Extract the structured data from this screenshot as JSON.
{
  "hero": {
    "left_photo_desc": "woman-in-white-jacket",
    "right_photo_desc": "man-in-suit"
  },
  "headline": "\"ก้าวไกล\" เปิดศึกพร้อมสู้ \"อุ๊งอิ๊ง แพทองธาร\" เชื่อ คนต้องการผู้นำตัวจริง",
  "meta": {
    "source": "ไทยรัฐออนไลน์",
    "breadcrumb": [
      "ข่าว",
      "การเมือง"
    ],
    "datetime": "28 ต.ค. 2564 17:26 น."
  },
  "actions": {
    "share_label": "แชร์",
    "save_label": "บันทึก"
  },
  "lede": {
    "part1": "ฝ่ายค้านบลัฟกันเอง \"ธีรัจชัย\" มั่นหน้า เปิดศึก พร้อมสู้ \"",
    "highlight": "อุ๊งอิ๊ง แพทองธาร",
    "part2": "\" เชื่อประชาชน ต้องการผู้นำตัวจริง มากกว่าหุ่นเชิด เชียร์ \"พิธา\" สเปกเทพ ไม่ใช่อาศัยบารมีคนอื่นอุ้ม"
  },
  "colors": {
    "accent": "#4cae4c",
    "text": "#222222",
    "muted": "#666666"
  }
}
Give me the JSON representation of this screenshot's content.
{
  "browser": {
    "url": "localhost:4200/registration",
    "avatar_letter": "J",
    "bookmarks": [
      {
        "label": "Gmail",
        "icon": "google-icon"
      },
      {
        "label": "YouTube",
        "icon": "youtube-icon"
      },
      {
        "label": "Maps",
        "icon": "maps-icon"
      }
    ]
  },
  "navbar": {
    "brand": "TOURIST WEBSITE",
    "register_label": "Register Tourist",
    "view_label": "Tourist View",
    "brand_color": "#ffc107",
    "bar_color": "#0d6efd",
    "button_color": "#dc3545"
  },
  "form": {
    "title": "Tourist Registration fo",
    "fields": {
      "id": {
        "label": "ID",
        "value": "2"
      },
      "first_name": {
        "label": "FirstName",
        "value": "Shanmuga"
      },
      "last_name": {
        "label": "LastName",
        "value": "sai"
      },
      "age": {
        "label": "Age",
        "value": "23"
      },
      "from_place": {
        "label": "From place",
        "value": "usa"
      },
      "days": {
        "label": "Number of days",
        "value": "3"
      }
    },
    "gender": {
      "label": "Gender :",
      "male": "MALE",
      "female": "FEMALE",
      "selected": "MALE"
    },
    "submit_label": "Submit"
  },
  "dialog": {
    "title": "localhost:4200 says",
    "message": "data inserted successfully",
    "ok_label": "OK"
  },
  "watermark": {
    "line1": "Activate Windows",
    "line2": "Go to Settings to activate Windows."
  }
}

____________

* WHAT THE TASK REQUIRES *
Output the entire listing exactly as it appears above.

* SOLUTION *
Extract the structured data from this screenshot as JSON.
{
  "hero": {
    "left_photo_desc": "woman-in-white-jacket",
    "right_photo_desc": "man-in-suit"
  },
  "headline": "\"ก้าวไกล\" เปิดศึกพร้อมสู้ \"อุ๊งอิ๊ง แพทองธาร\" เชื่อ คนต้องการผู้นำตัวจริง",
  "meta": {
    "source": "ไทยรัฐออนไลน์",
    "breadcrumb": [
      "ข่าว",
      "การเมือง"
    ],
    "datetime": "28 ต.ค. 2564 17:26 น."
  },
  "actions": {
    "share_label": "แชร์",
    "save_label": "บันทึก"
  },
  "lede": {
    "part1": "ฝ่ายค้านบลัฟกันเอง \"ธีรัจชัย\" มั่นหน้า เปิดศึก พร้อมสู้ \"",
    "highlight": "อุ๊งอิ๊ง แพทองธาร",
    "part2": "\" เชื่อประชาชน ต้องการผู้นำตัวจริง มากกว่าหุ่นเชิด เชียร์ \"พิธา\" สเปกเทพ ไม่ใช่อาศัยบารมีคนอื่นอุ้ม"
  },
  "colors": {
    "accent": "#4cae4c",
    "text": "#222222",
    "muted": "#666666"
  }
}
Give me the JSON representation of this screenshot's content.
{
  "browser": {
    "url": "localhost:4200/registration",
    "avatar_letter": "J",
    "bookmarks": [
      {
        "label": "Gmail",
        "icon": "google-icon"
      },
      {
        "label": "YouTube",
        "icon": "youtube-icon"
      },
      {
        "label": "Maps",
        "icon": "maps-icon"
      }
    ]
  },
  "navbar": {
    "brand": "TOURIST WEBSITE",
    "register_label": "Register Tourist",
    "view_label": "Tourist View",
    "brand_color": "#ffc107",
    "bar_color": "#0d6efd",
    "button_color": "#dc3545"
  },
  "form": {
    "title": "Tourist Registration fo",
    "fields": {
      "id": {
        "label": "ID",
        "value": "2"
      },
      "first_name": {
        "label": "FirstName",
        "value": "Shanmuga"
      },
      "last_name": {
        "label": "LastName",
        "value": "sai"
      },
      "age": {
        "label": "Age",
        "value": "23"
      },
      "from_place": {
        "label": "From place",
        "value": "usa"
      },
      "days": {
        "label": "Number of days",
        "value": "3"
      }
    },
    "gender": {
      "label": "Gender :",
      "male": "MALE",
      "female": "FEMALE",
      "selected": "MALE"
    },
    "submit_label": "Submit"
  },
  "dialog": {
    "title": "localhost:4200 says",
    "message": "data inserted successfully",
    "ok_label": "OK"
  },
  "watermark": {
    "line1": "Activate Windows",
    "line2": "Go to Settings to activate Windows."
  }
}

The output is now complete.